■ PROVIDED INFORMATION ■
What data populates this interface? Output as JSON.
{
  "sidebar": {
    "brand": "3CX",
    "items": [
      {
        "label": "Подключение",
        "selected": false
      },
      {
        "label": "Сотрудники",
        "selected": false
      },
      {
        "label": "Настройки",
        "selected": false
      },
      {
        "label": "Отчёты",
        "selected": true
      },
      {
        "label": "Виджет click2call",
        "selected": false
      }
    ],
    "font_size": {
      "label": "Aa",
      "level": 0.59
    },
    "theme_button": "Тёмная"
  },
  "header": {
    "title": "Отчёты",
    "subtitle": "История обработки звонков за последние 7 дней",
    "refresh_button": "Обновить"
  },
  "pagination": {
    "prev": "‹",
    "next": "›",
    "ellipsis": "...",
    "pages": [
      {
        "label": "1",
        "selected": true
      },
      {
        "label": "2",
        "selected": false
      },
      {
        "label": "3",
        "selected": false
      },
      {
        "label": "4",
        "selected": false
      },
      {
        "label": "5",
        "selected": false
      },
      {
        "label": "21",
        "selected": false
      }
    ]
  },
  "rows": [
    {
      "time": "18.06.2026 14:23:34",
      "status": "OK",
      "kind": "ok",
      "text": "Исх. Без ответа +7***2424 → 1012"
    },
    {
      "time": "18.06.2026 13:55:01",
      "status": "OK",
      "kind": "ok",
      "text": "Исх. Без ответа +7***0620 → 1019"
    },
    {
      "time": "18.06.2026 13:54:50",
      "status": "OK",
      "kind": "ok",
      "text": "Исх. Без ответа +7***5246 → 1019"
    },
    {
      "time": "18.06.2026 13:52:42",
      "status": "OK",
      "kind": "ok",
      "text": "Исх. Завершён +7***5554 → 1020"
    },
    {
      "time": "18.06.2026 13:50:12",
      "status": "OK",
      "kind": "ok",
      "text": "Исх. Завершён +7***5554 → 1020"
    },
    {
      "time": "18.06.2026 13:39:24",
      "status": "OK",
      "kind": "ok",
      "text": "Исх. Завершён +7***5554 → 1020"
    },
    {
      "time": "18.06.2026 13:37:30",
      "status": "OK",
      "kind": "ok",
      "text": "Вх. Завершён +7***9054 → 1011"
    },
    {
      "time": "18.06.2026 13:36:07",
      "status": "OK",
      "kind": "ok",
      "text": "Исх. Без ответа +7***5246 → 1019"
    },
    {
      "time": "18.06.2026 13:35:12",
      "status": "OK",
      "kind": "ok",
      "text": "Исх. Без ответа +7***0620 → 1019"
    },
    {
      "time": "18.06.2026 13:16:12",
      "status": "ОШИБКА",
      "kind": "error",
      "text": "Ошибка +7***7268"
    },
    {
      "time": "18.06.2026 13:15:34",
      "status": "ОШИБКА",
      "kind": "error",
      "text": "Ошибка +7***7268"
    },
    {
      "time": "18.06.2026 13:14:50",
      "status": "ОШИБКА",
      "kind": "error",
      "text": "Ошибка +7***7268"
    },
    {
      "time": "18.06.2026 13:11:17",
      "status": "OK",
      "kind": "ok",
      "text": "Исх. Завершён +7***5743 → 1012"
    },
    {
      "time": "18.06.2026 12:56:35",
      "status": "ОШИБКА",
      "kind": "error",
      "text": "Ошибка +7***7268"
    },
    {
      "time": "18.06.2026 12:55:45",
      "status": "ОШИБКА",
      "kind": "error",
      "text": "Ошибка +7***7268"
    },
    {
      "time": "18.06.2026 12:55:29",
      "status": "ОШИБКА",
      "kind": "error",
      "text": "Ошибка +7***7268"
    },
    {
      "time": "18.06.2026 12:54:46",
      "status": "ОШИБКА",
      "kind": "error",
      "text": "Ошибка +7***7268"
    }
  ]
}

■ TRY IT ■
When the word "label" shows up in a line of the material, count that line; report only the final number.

■ YOUR SOLUTION ■
12